__RECORD EXCERPTS__.
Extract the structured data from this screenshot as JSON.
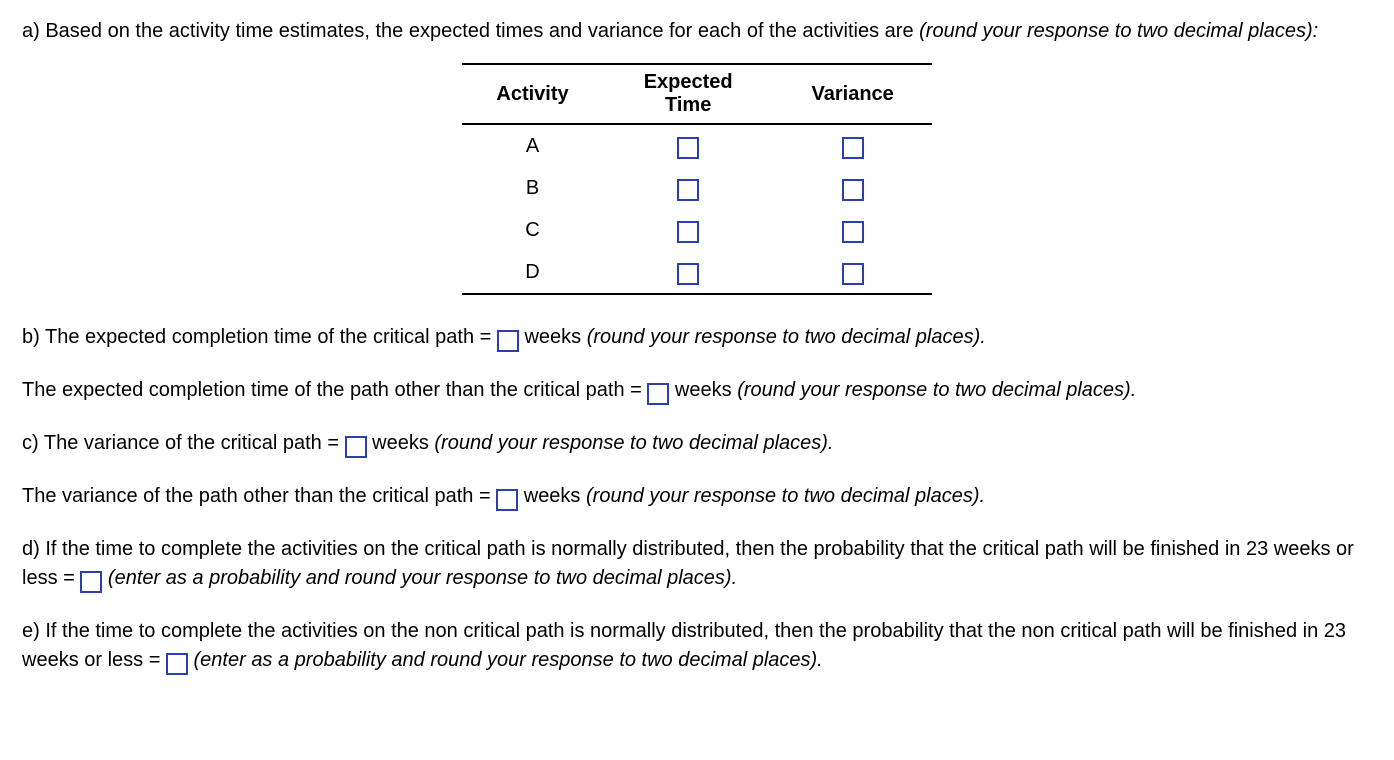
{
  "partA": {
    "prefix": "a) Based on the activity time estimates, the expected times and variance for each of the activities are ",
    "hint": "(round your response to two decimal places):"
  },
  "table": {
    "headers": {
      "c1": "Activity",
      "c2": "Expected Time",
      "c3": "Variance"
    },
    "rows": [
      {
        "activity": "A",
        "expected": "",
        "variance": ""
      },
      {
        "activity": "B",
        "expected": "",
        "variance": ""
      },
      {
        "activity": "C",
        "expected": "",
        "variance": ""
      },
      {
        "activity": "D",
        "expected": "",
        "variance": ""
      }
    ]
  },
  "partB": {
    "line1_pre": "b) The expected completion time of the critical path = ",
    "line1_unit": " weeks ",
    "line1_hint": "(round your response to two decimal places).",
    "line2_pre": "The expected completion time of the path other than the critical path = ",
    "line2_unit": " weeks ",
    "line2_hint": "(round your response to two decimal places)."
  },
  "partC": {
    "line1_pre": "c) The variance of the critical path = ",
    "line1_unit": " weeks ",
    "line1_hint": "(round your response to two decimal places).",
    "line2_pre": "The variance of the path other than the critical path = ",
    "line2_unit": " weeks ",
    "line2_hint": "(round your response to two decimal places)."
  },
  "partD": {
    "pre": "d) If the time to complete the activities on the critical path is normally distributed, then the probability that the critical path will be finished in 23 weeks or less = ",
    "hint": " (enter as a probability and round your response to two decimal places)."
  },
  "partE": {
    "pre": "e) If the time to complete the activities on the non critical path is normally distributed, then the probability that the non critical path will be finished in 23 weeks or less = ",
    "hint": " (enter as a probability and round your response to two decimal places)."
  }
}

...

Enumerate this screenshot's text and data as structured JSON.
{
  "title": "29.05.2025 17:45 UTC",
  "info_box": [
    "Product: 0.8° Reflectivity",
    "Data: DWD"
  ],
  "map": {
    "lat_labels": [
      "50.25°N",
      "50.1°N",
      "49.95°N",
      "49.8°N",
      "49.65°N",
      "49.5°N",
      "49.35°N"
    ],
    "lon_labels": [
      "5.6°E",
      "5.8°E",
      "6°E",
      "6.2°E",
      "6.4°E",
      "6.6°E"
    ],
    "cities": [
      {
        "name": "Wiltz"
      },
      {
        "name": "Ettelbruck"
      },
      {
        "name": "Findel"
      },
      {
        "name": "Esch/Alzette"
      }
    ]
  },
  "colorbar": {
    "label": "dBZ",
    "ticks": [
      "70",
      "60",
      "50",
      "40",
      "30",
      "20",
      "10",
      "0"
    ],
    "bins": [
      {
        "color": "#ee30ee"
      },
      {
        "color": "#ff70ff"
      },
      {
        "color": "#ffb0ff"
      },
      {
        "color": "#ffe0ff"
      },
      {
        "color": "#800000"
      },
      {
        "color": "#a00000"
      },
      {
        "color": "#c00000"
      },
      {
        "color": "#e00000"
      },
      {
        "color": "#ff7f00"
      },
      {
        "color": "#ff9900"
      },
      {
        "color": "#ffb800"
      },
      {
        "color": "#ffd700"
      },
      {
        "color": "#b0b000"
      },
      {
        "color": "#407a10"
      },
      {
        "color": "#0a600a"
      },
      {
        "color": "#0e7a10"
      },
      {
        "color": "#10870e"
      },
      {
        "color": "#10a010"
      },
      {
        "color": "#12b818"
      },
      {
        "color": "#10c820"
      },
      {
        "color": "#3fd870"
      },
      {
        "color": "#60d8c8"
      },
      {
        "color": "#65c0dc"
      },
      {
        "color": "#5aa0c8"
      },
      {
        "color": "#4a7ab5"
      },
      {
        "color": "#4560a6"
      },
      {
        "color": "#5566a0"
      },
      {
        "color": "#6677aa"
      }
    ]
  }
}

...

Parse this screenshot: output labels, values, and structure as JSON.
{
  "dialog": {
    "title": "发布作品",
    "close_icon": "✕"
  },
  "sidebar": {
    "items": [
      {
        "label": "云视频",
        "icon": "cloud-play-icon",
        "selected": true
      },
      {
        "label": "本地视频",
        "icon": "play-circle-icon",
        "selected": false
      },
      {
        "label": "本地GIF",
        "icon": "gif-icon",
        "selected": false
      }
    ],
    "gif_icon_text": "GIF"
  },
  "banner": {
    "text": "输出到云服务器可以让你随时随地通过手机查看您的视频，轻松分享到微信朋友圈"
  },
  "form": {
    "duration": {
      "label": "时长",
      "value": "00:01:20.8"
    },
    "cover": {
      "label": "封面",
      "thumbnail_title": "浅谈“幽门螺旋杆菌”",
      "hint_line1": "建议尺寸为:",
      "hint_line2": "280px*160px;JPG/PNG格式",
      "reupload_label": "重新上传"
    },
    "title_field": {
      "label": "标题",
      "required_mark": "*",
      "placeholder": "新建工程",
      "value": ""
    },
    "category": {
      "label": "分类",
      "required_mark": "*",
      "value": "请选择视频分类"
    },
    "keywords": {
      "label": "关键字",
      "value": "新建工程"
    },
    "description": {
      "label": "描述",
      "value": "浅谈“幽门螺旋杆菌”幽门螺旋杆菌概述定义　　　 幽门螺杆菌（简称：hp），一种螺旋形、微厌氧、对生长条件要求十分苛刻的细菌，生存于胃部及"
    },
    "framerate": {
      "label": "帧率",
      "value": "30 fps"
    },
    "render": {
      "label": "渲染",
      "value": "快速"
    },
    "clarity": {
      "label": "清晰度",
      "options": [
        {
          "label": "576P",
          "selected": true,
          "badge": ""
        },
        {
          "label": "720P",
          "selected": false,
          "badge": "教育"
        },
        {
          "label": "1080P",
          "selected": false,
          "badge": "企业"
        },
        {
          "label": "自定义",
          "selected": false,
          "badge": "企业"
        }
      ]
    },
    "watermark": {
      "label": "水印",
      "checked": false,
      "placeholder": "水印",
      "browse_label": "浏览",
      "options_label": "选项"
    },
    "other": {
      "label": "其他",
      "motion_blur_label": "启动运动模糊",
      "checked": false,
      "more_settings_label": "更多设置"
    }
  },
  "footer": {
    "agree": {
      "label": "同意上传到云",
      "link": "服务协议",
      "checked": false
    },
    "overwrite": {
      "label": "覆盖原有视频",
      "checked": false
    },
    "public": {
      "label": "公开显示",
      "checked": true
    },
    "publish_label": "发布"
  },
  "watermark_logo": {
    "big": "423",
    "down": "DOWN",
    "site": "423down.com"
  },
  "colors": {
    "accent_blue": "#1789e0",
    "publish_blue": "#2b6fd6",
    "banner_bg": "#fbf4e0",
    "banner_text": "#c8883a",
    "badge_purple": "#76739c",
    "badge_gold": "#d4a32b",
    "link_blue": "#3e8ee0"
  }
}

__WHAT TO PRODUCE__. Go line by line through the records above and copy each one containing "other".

__WRITTEN RESPONSE__.
    "line2_pre": "The expected completion time of the path other than the critical path = ",
    "line2_pre": "The variance of the path other than the critical path = ",
    "other": {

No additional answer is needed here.